Says Jennifer Mayerle for WCCO-TV: “Health officials closed both beaches at Lake Nokomis in Minneapolis Tuesday after three kids who swam there became sick with E. coli. It’s the first time in at least 25 years an illness has forced a beach closure at a Minneapolis lake. Officials are trying to determine if there’s an ongoing risk. The typically busy beach areas at Lake Nokomis were quiet Tuesday evening. Signs show they’re temporarily closed.”
In the Star Tribune, Chris Serres reports, “The Minnesota Department of Human Services (DHS) is intensifying pressure on two Indian bands to repay $25.3 million in Medicaid overpayments, despite mounting evidence that state officials were largely to blame for the billing error. In letters sent to the Indian bands, acting Human Services Commissioner Pamela Wheelock said the state is legally obligated to collect the excess payments from the Leech Lake Band of Ojibwe and White Earth Nation for addiction treatment services, even if the overpayments were caused by DHS error and were not the fault of the bands.”
In the Pioneer Press, Tad Vezner writes, “A former probation officer received an unusually long prison sentence for lying to FBI investigators about sexually exploiting defendants under his supervision. Dennis Edward Bresnahan, 56, of Forest Lake, was sentenced Tuesday in U.S. District Court in St. Paul to 30 months in prison for lying to FBI investigators. The court system’s suggested sentence for such a crime — called an ‘advisory sentencing guideline’ — is zero to six months. Judge Robert W. Pratt said the case ‘exemplifies public corruption and disrespect for the law,’ according to a release from the U.S. Attorney’s Office.”
For BringMeTheNews Adam Uren says, “The New York Times’ Deputy Washington Editor who stoked controversy by suggesting that Minneapolis should not be considered part of the Midwest has been demoted. In a statement to CNN on Tuesday, the NYT says Jonathan Weisman met with executive editor Dean Baquet, during which he ‘apologized for his recent serious lapses in judgment.’ ‘As a consequence of his actions, he has been demoted and will no longer be overseeing the team that covers Congress or be active on social media,’ the Times said.”
Also in the Strib, this from Jim Buchta. “There is a silver lining to the recent economic turbulence: Mortgage rates have tumbled in recent weeks, triggering a rush to refinance and a race to the closing table for many Twin Citians. At the end of last week the average conforming 30-year fixed-rate mortgage (FRM) fell to 3.6%, according to a weekly survey by Freddie Mac. That is nearly a full percentage point lower than last year at this time and the lowest in nearly three years.”
WCCO’s Reg Chapman reports: “Karin Tappero has all of her workers on the lookout for counterfeit bills that have been passed at area Twin Cities Patina stores. ‘We’re just really, really trying to be very aware of all cash passed to us at this point,’ Tappero said. ‘It appears they are trying to pass $100 bills.’ Three of the eight Patina stores in the Twin Cities have been hit.

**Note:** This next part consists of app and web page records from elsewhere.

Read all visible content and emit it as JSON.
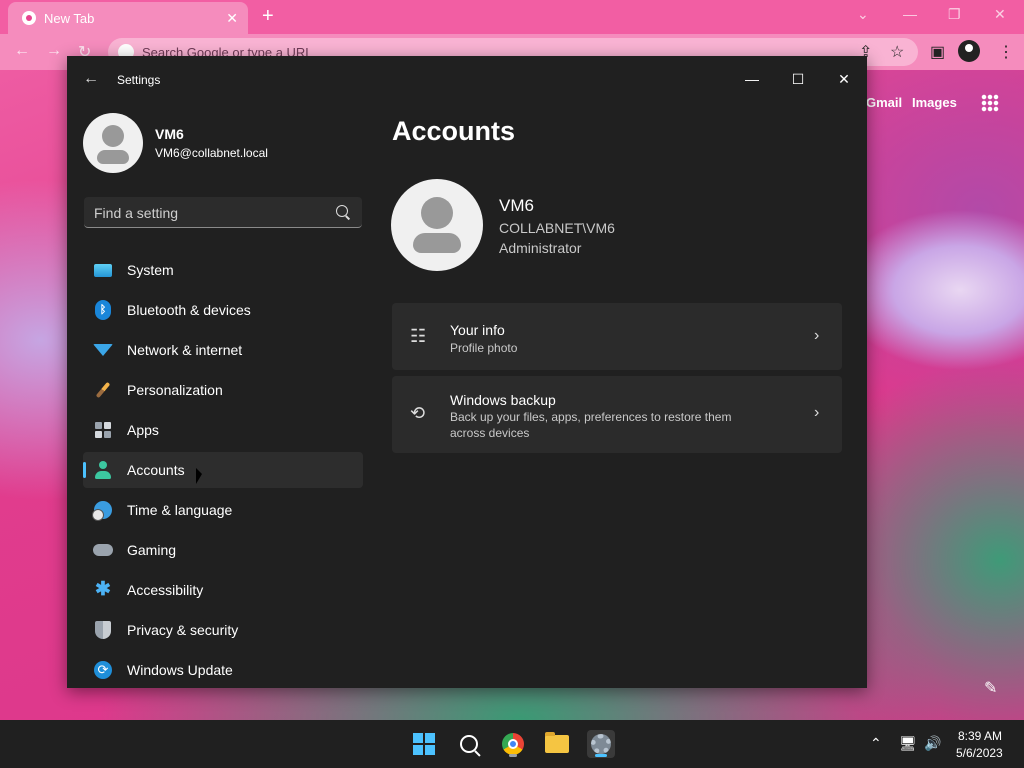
{
  "browser": {
    "tab_title": "New Tab",
    "omnibox_placeholder": "Search Google or type a URL",
    "links": {
      "gmail": "Gmail",
      "images": "Images"
    }
  },
  "settings": {
    "app_title": "Settings",
    "user": {
      "name": "VM6",
      "email": "VM6@collabnet.local"
    },
    "search_placeholder": "Find a setting",
    "nav": [
      {
        "label": "System",
        "icon": "display-icon"
      },
      {
        "label": "Bluetooth & devices",
        "icon": "bluetooth-icon"
      },
      {
        "label": "Network & internet",
        "icon": "wifi-icon"
      },
      {
        "label": "Personalization",
        "icon": "paintbrush-icon"
      },
      {
        "label": "Apps",
        "icon": "apps-icon"
      },
      {
        "label": "Accounts",
        "icon": "person-icon",
        "selected": true
      },
      {
        "label": "Time & language",
        "icon": "globe-clock-icon"
      },
      {
        "label": "Gaming",
        "icon": "gamepad-icon"
      },
      {
        "label": "Accessibility",
        "icon": "accessibility-icon"
      },
      {
        "label": "Privacy & security",
        "icon": "shield-icon"
      },
      {
        "label": "Windows Update",
        "icon": "update-icon"
      }
    ],
    "page_title": "Accounts",
    "account": {
      "name": "VM6",
      "domain": "COLLABNET\\VM6",
      "role": "Administrator"
    },
    "cards": [
      {
        "title": "Your info",
        "subtitle": "Profile photo",
        "icon": "person-card-icon"
      },
      {
        "title": "Windows backup",
        "subtitle": "Back up your files, apps, preferences to restore them across devices",
        "icon": "backup-sync-icon"
      }
    ],
    "accent": "#4cc2ff"
  },
  "taskbar": {
    "time": "8:39 AM",
    "date": "5/6/2023"
  }
}
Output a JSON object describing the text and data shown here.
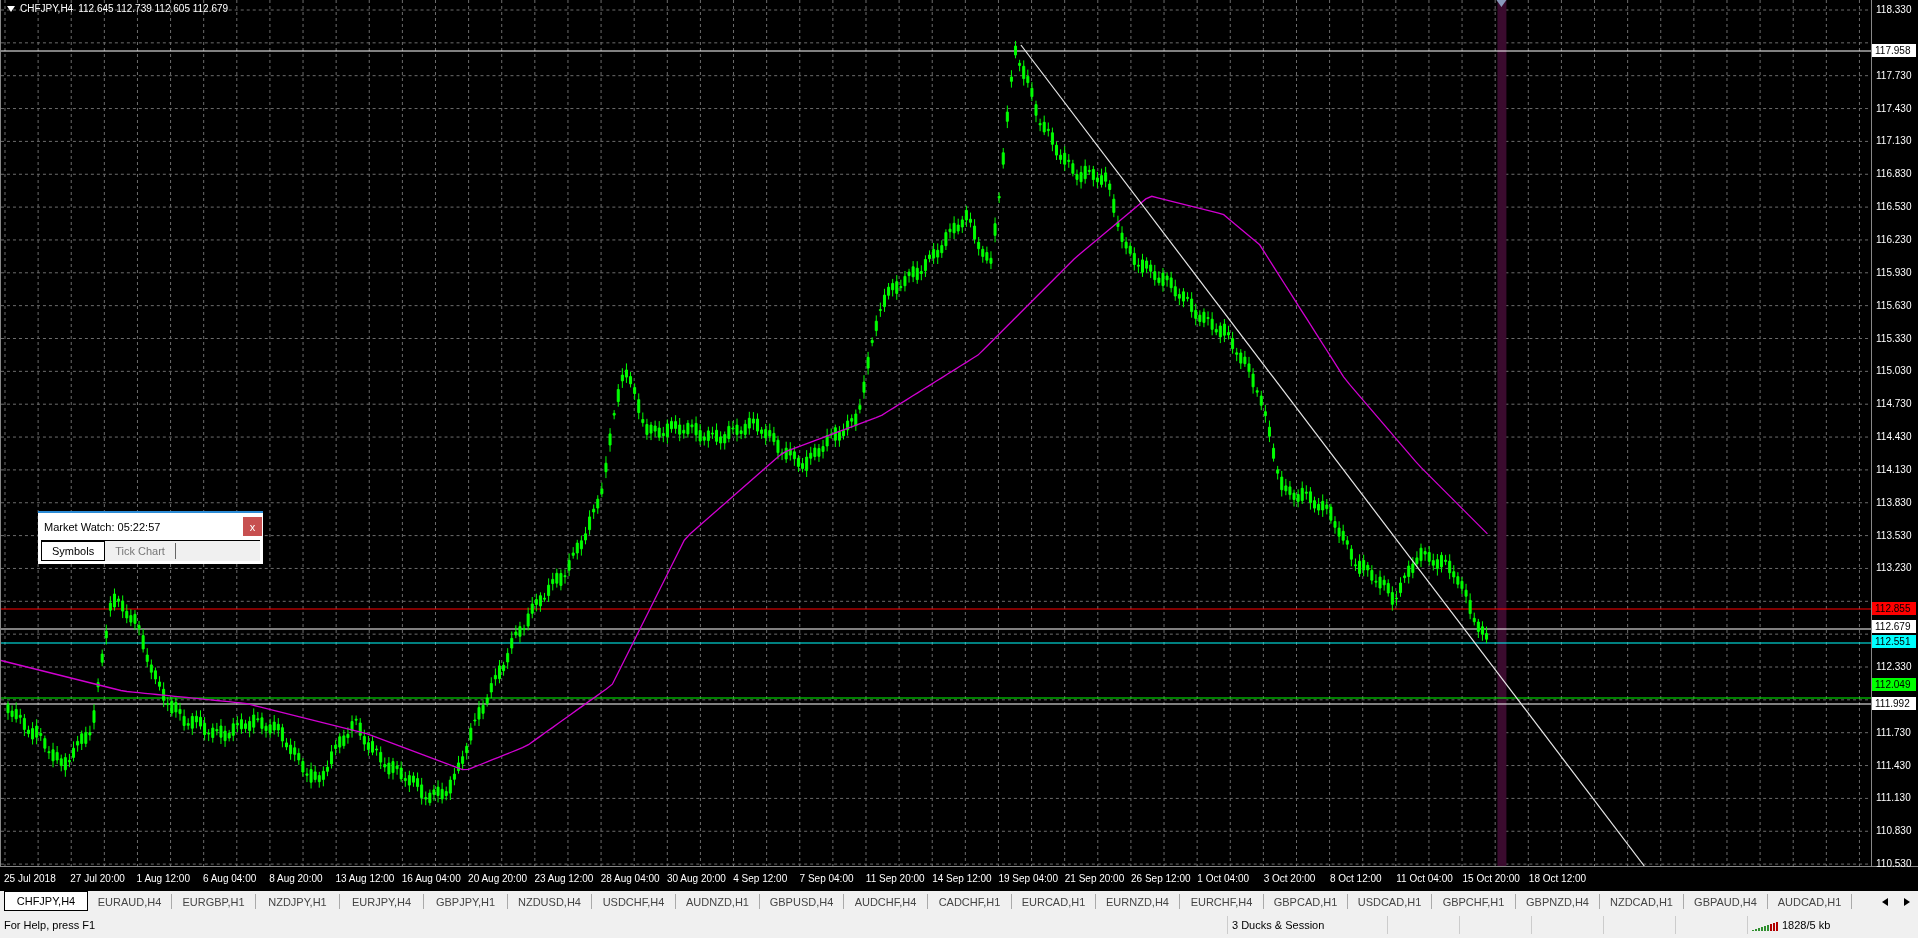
{
  "chart": {
    "header": {
      "symbol": "CHFJPY,H4",
      "quotes": "112.645 112.739 112.605 112.679"
    },
    "price_axis": {
      "ticks": [
        "118.330",
        "117.730",
        "117.430",
        "117.130",
        "116.830",
        "116.530",
        "116.230",
        "115.930",
        "115.630",
        "115.330",
        "115.030",
        "114.730",
        "114.430",
        "114.130",
        "113.830",
        "113.530",
        "113.230",
        "112.330",
        "111.730",
        "111.430",
        "111.130",
        "110.830",
        "110.530"
      ],
      "markers": [
        {
          "label": "117.958",
          "color": "#ffffff"
        },
        {
          "label": "112.855",
          "color": "#ff0000"
        },
        {
          "label": "112.679",
          "color": "#ffffff"
        },
        {
          "label": "112.551",
          "color": "#00ffff"
        },
        {
          "label": "112.049",
          "color": "#00ff00"
        },
        {
          "label": "111.992",
          "color": "#ffffff"
        }
      ]
    },
    "time_axis": {
      "labels": [
        "25 Jul 2018",
        "27 Jul 20:00",
        "1 Aug 12:00",
        "6 Aug 04:00",
        "8 Aug 20:00",
        "13 Aug 12:00",
        "16 Aug 04:00",
        "20 Aug 20:00",
        "23 Aug 12:00",
        "28 Aug 04:00",
        "30 Aug 20:00",
        "4 Sep 12:00",
        "7 Sep 04:00",
        "11 Sep 20:00",
        "14 Sep 12:00",
        "19 Sep 04:00",
        "21 Sep 20:00",
        "26 Sep 12:00",
        "1 Oct 04:00",
        "3 Oct 20:00",
        "8 Oct 12:00",
        "11 Oct 04:00",
        "15 Oct 20:00",
        "18 Oct 12:00"
      ]
    }
  },
  "market_watch": {
    "title": "Market Watch: 05:22:57",
    "close": "x",
    "tabs": [
      {
        "label": "Symbols",
        "selected": true
      },
      {
        "label": "Tick Chart",
        "selected": false
      }
    ]
  },
  "chart_tabs": [
    {
      "label": "CHFJPY,H4",
      "selected": true
    },
    {
      "label": "EURAUD,H4",
      "selected": false
    },
    {
      "label": "EURGBP,H1",
      "selected": false
    },
    {
      "label": "NZDJPY,H1",
      "selected": false
    },
    {
      "label": "EURJPY,H4",
      "selected": false
    },
    {
      "label": "GBPJPY,H1",
      "selected": false
    },
    {
      "label": "NZDUSD,H4",
      "selected": false
    },
    {
      "label": "USDCHF,H4",
      "selected": false
    },
    {
      "label": "AUDNZD,H1",
      "selected": false
    },
    {
      "label": "GBPUSD,H4",
      "selected": false
    },
    {
      "label": "AUDCHF,H4",
      "selected": false
    },
    {
      "label": "CADCHF,H1",
      "selected": false
    },
    {
      "label": "EURCAD,H1",
      "selected": false
    },
    {
      "label": "EURNZD,H4",
      "selected": false
    },
    {
      "label": "EURCHF,H4",
      "selected": false
    },
    {
      "label": "GBPCAD,H1",
      "selected": false
    },
    {
      "label": "USDCAD,H1",
      "selected": false
    },
    {
      "label": "GBPCHF,H1",
      "selected": false
    },
    {
      "label": "GBPNZD,H4",
      "selected": false
    },
    {
      "label": "NZDCAD,H1",
      "selected": false
    },
    {
      "label": "GBPAUD,H4",
      "selected": false
    },
    {
      "label": "AUDCAD,H1",
      "selected": false
    }
  ],
  "status_bar": {
    "help": "For Help, press F1",
    "profile": "3 Ducks & Session",
    "traffic": "1828/5 kb"
  }
}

Surveillance video from the Patina store on Selby and Snelling Avenues in St. Paul shows one of several people who have been caught on camera passing counterfeit bills.”
An AP story says, “A new report says cleaning up some of the Great Lakes region’s most heavily polluted areas has led to billions of dollars’ worth of economic development and brought communities closer together. The study released Tuesday was conducted by the International Association for Great Lakes Research in Ann Arbor, Michigan. It reviews efforts to restore harbors, river mouths and other spots that were contaminated with toxic wastes during the industrial boom era.”
KSTP-TV’s Joe Mazan reports: “Two Minnesotans are celebrating after returning home from the U.S. Gymnastics Championship over the weekend. Sixteen-year-old Sunisa Lee, of St. Paul, took second place and Grace McCallum, also 16, of Isanti, finished third after a huge comeback. Lee is believed to be the first Hmong-American gymnast to make the national team and next year could become the first to make the Olympic team. ‘That would mean everything to me just because I’ve been traning for it my whole life and I just want to do it for the Hmong community and my family and my coaches because they’ve given everything for me,’ Lee said.